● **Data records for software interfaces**

----------

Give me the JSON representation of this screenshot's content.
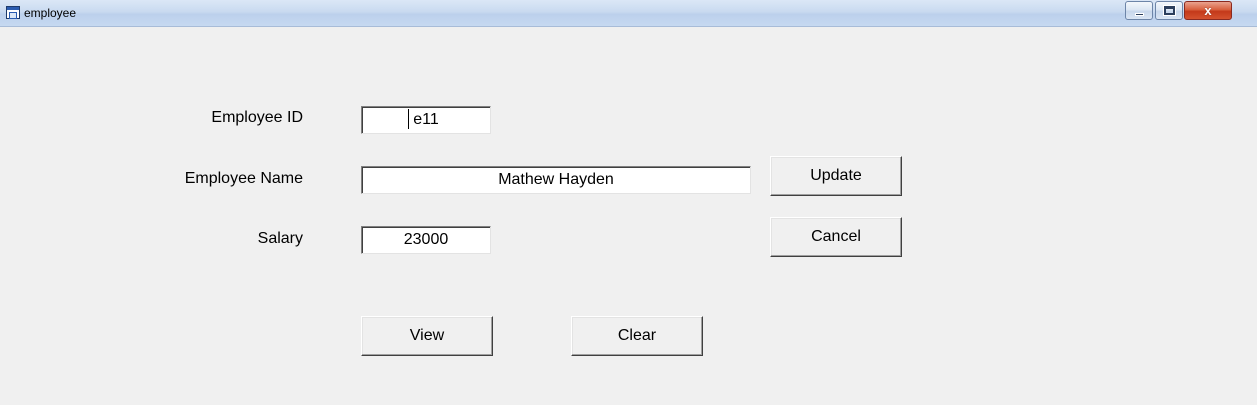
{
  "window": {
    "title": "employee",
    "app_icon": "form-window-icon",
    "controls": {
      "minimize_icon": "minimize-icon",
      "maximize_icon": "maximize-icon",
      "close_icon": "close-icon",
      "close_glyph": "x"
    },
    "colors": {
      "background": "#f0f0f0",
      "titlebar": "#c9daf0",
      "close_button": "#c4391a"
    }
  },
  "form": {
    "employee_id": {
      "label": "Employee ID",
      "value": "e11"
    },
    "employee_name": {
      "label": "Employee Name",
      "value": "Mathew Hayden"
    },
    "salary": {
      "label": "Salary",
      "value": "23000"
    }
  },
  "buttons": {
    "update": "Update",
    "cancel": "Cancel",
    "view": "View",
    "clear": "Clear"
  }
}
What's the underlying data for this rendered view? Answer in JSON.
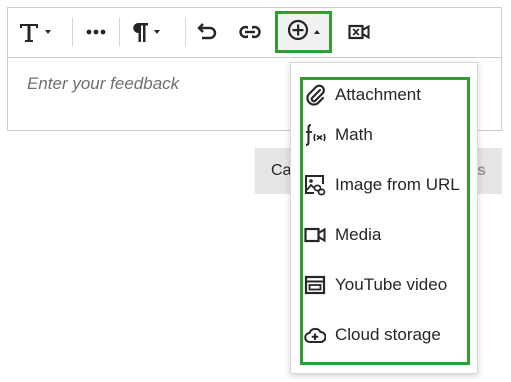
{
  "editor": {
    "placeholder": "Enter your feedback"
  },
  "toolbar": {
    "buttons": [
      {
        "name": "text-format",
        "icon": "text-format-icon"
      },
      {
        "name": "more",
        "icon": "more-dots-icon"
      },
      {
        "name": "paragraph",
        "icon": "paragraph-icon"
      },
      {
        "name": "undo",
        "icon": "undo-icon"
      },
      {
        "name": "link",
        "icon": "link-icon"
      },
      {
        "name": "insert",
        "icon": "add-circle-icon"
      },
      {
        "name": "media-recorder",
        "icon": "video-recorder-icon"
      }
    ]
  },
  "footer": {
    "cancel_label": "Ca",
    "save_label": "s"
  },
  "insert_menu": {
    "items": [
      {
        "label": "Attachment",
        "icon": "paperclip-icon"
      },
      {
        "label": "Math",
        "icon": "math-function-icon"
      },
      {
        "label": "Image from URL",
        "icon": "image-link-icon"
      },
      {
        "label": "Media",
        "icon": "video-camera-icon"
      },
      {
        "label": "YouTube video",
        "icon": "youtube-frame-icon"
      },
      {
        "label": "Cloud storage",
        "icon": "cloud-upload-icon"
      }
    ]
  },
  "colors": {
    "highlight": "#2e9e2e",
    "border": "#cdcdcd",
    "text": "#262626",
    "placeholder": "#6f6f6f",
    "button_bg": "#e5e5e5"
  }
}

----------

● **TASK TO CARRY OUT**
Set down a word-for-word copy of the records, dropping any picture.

● **TASK SOLUTION**
Give me the JSON representation of this screenshot's content.
{
  "window": {
    "title": "employee",
    "app_icon": "form-window-icon",
    "controls": {
      "minimize_icon": "minimize-icon",
      "maximize_icon": "maximize-icon",
      "close_icon": "close-icon",
      "close_glyph": "x"
    },
    "colors": {
      "background": "#f0f0f0",
      "titlebar": "#c9daf0",
      "close_button": "#c4391a"
    }
  },
  "form": {
    "employee_id": {
      "label": "Employee ID",
      "value": "e11"
    },
    "employee_name": {
      "label": "Employee Name",
      "value": "Mathew Hayden"
    },
    "salary": {
      "label": "Salary",
      "value": "23000"
    }
  },
  "buttons": {
    "update": "Update",
    "cancel": "Cancel",
    "view": "View",
    "clear": "Clear"
  }
}
What's the underlying data for this rendered view? Answer in JSON.
{
  "editor": {
    "placeholder": "Enter your feedback"
  },
  "toolbar": {
    "buttons": [
      {
        "name": "text-format",
        "icon": "text-format-icon"
      },
      {
        "name": "more",
        "icon": "more-dots-icon"
      },
      {
        "name": "paragraph",
        "icon": "paragraph-icon"
      },
      {
        "name": "undo",
        "icon": "undo-icon"
      },
      {
        "name": "link",
        "icon": "link-icon"
      },
      {
        "name": "insert",
        "icon": "add-circle-icon"
      },
      {
        "name": "media-recorder",
        "icon": "video-recorder-icon"
      }
    ]
  },
  "footer": {
    "cancel_label": "Ca",
    "save_label": "s"
  },
  "insert_menu": {
    "items": [
      {
        "label": "Attachment",
        "icon": "paperclip-icon"
      },
      {
        "label": "Math",
        "icon": "math-function-icon"
      },
      {
        "label": "Image from URL",
        "icon": "image-link-icon"
      },
      {
        "label": "Media",
        "icon": "video-camera-icon"
      },
      {
        "label": "YouTube video",
        "icon": "youtube-frame-icon"
      },
      {
        "label": "Cloud storage",
        "icon": "cloud-upload-icon"
      }
    ]
  },
  "colors": {
    "highlight": "#2e9e2e",
    "border": "#cdcdcd",
    "text": "#262626",
    "placeholder": "#6f6f6f",
    "button_bg": "#e5e5e5"
  }
}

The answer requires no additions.